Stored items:
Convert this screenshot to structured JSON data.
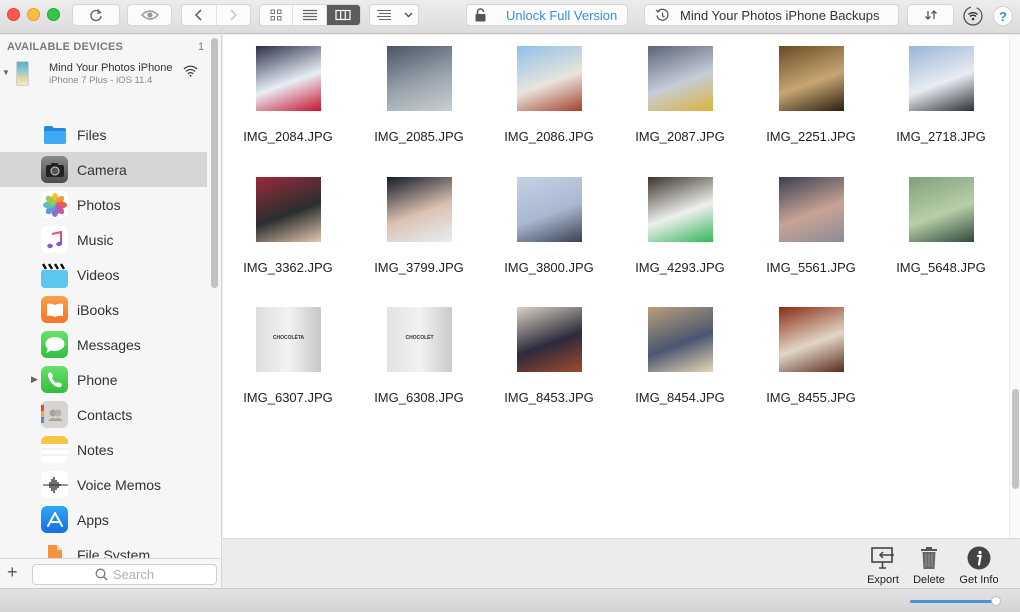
{
  "toolbar": {
    "unlock_label": "Unlock Full Version",
    "backups_label": "Mind Your Photos iPhone Backups",
    "help_label": "?",
    "view_modes": [
      "icon-view",
      "list-view",
      "column-view"
    ],
    "active_view": "column-view"
  },
  "sidebar": {
    "devices_header": "AVAILABLE DEVICES",
    "devices_count": "1",
    "device": {
      "name": "Mind Your Photos iPhone",
      "subtitle": "iPhone 7 Plus - iOS 11.4",
      "connection": "wifi"
    },
    "items": [
      {
        "label": "Files",
        "icon": "files-icon",
        "selected": false
      },
      {
        "label": "Camera",
        "icon": "camera-icon",
        "selected": true
      },
      {
        "label": "Photos",
        "icon": "photos-icon",
        "selected": false
      },
      {
        "label": "Music",
        "icon": "music-icon",
        "selected": false
      },
      {
        "label": "Videos",
        "icon": "videos-icon",
        "selected": false
      },
      {
        "label": "iBooks",
        "icon": "ibooks-icon",
        "selected": false
      },
      {
        "label": "Messages",
        "icon": "messages-icon",
        "selected": false
      },
      {
        "label": "Phone",
        "icon": "phone-icon",
        "selected": false,
        "expandable": true
      },
      {
        "label": "Contacts",
        "icon": "contacts-icon",
        "selected": false
      },
      {
        "label": "Notes",
        "icon": "notes-icon",
        "selected": false
      },
      {
        "label": "Voice Memos",
        "icon": "voice-memos-icon",
        "selected": false
      },
      {
        "label": "Apps",
        "icon": "apps-icon",
        "selected": false
      },
      {
        "label": "File System",
        "icon": "file-system-icon",
        "selected": false
      }
    ],
    "search_placeholder": "Search"
  },
  "files": [
    {
      "name": "IMG_2084.JPG",
      "colors": [
        "#2a2f4a",
        "#e8eef5",
        "#c8102e"
      ]
    },
    {
      "name": "IMG_2085.JPG",
      "colors": [
        "#4a5563",
        "#9aa3ad",
        "#c9ced3"
      ]
    },
    {
      "name": "IMG_2086.JPG",
      "colors": [
        "#8fc0ea",
        "#e9e4dc",
        "#a3402c"
      ]
    },
    {
      "name": "IMG_2087.JPG",
      "colors": [
        "#5a6478",
        "#c8ccd8",
        "#d7b43a"
      ]
    },
    {
      "name": "IMG_2251.JPG",
      "colors": [
        "#6b4a24",
        "#c7a673",
        "#2a1d10"
      ]
    },
    {
      "name": "IMG_2718.JPG",
      "colors": [
        "#9ab4d6",
        "#e8ecf2",
        "#2b2f3a"
      ]
    },
    {
      "name": "IMG_3362.JPG",
      "colors": [
        "#9a2a3a",
        "#2a2e2e",
        "#e5c6b2"
      ]
    },
    {
      "name": "IMG_3799.JPG",
      "colors": [
        "#131a2a",
        "#dcc2b0",
        "#e7eef6"
      ]
    },
    {
      "name": "IMG_3800.JPG",
      "colors": [
        "#c4d2e6",
        "#a9b8cf",
        "#3a4252"
      ]
    },
    {
      "name": "IMG_4293.JPG",
      "colors": [
        "#3b3328",
        "#eef0ee",
        "#33b55a"
      ]
    },
    {
      "name": "IMG_5561.JPG",
      "colors": [
        "#3a3f52",
        "#c9a394",
        "#8c8c96"
      ]
    },
    {
      "name": "IMG_5648.JPG",
      "colors": [
        "#7fa07a",
        "#b7cfa8",
        "#2f4a3a"
      ]
    },
    {
      "name": "IMG_6307.JPG",
      "colors": [
        "#dedede",
        "#c8c8c8",
        "#333333"
      ],
      "caption": "CHOCOLÉTA"
    },
    {
      "name": "IMG_6308.JPG",
      "colors": [
        "#e2e2e2",
        "#cbcbcb",
        "#333333"
      ],
      "caption": "CHOCOLÉT"
    },
    {
      "name": "IMG_8453.JPG",
      "colors": [
        "#dcd3c4",
        "#2c2a3c",
        "#a24a2c"
      ]
    },
    {
      "name": "IMG_8454.JPG",
      "colors": [
        "#b89f7a",
        "#4a5670",
        "#e7d6b6"
      ]
    },
    {
      "name": "IMG_8455.JPG",
      "colors": [
        "#8a2c14",
        "#e2d6c7",
        "#5a2a1a"
      ]
    }
  ],
  "actions": [
    {
      "label": "Export",
      "icon": "export-icon"
    },
    {
      "label": "Delete",
      "icon": "trash-icon"
    },
    {
      "label": "Get Info",
      "icon": "info-icon"
    }
  ],
  "zoom_level": 1.0,
  "colors": {
    "accent": "#3a8fd6",
    "selection": "#d6d6d6"
  }
}
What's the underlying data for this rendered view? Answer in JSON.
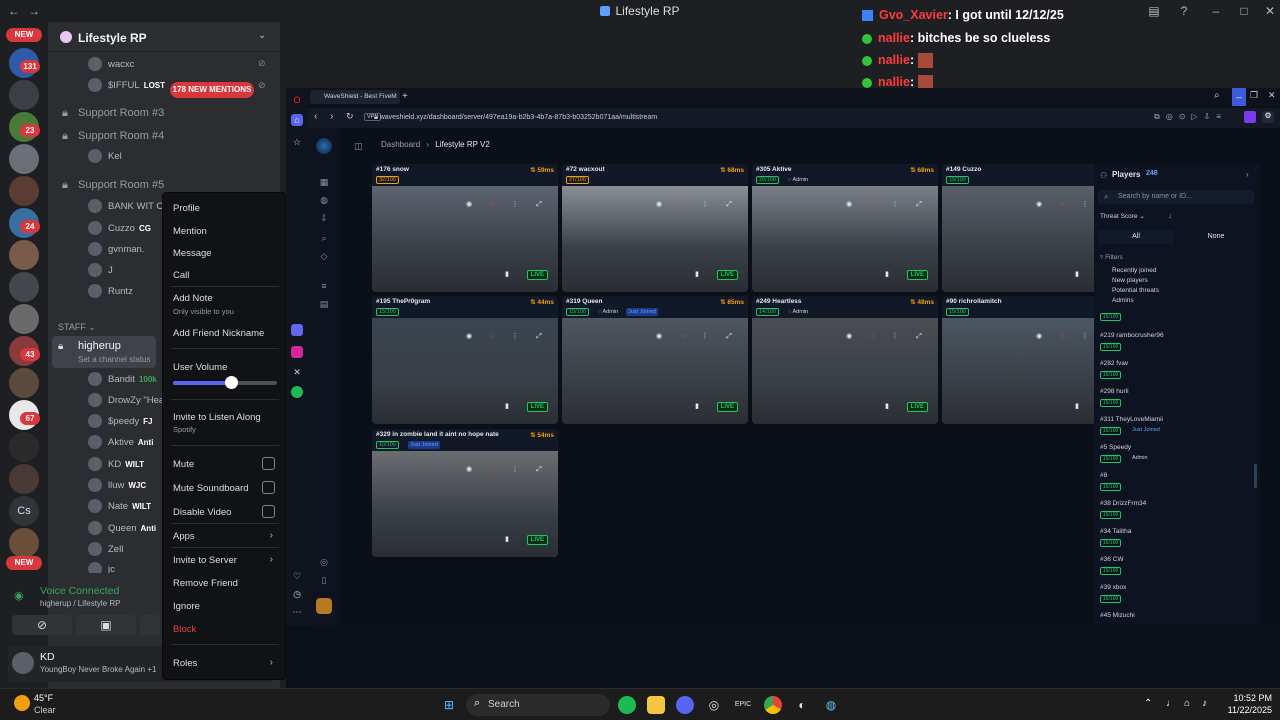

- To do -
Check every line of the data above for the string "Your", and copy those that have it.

- Response below -
    "backups_label": "Mind Your Photos iPhone Backups",
      "name": "Mind Your Photos iPhone",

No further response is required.